My BlackBerry is receiving no personal email, no Twitter, and work emails only in clumps and bunches every now and then. What to do?

Users I speak to report a spectrum of responses ranging from glazed eyes (no emails, no worries) to physical twitching.

Three days of intermittent or no service is a problem for the general public and a major inconvenience for business people, but it’s seen as a potentially fatal blow to the company behind the BlackBerry, Canada’s Research in Motion.

RIM was already struggling, criticized in the tech blogs and by stock analysts for the lack of great new phones and falling average sales prices. It’s being beaten by Apple and Android phones.

And RIM hasn’t done itself any favors during this latest crisis, providing explanations and communications that have failed to satisfy the general public or the market watchers we hear from on CNBC.

I would reproduce RIM’s latest statement here so you could decide for yourself, but err, it’s stuck on my BlackBerry. I think.

Frustrated users have time on their hands now, and you know what that means. Journalists and business people with itchy thumbs and high anxiety levels. Yes, conspiracy theories abound. It’s too generous perhaps to describe these as actual “theories,” but here’s some you might not have heard (or thought of) already.

  • It’s all a plot by Apple, which has just launched its newest version of the iPhone

    Somehow the very clever chaps at Apple have figured out how to bring BlackBerry to its knees just in time to interest us all in a new and shiny alternative.

    This sort of theory only sounds interesting rather late on a Friday night. In the pub. After many pints. Apple needs only to carry on the way it has for years in order to increase its lead on RIM.
  • It’s some kind of hacking attempt like the recent ones on Sony.

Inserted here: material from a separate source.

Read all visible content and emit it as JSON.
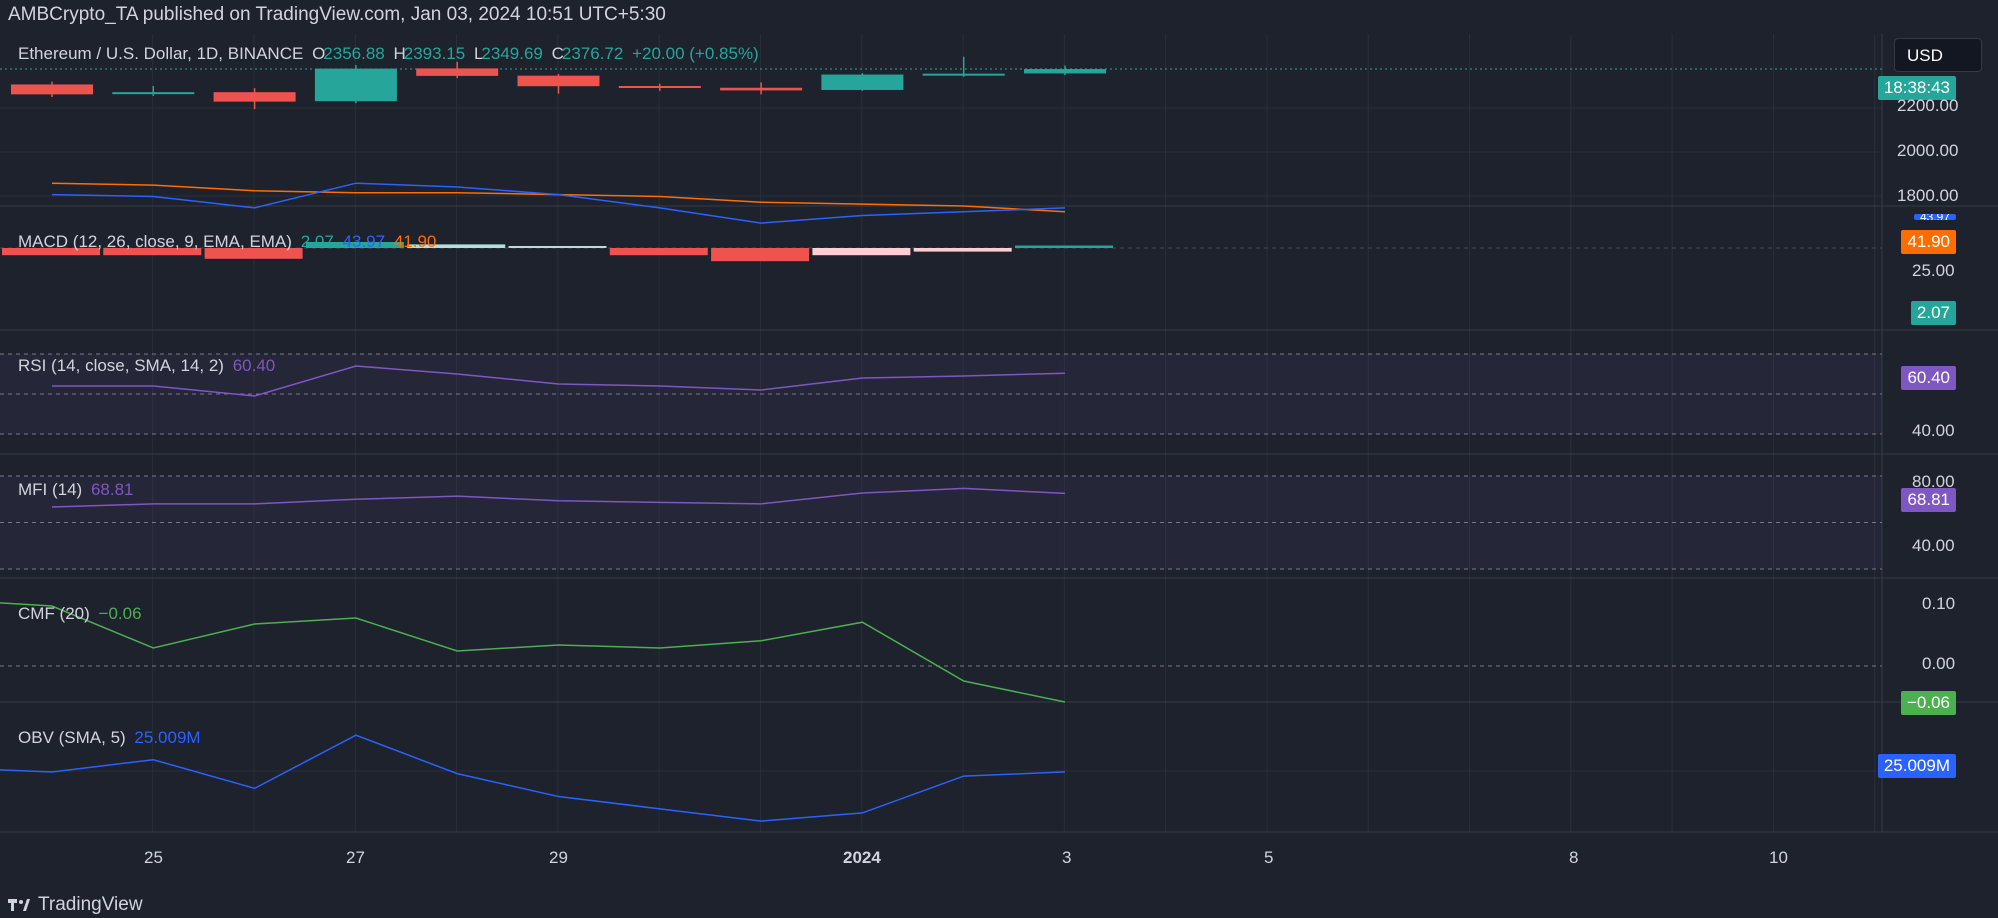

    Angry young people who see BlackBerrys as the preserve of old guys and bankers have figured out how to stick it to the man.

    Well, maybe, but given that plenty of younger people, from noble-sounding hacktivists to rioting hoodie wearers rely on Blackberry and its messenger system, that idea isn’t going to wash.
  • It’s actually an establishment plot

    With the Occupy Wall Street movement growing in New York, and similar protests planned for this weekend in London, one user I spoke to who was particularly agitated by the unavailability of both her BlackBerrys offered this one as a paranoid possibility: What if authorities are experimenting with a way to prevent any Arab Spring type of communication in the West? As conspiracy theories go, this one is a hum-dinger.

But the truth as we know it from RIM is so much more prosaic. The outage has been caused by a systems failure in their office in Slough, United Kingdom. Yes, Slough. And Slough is famous for another sort of Office. The one featuring David Brent. You know, from “The Office.”

Poor Slough, butt of so many jokes and now the center of a global communications debacle and rather a lot of odd conspiracy theories.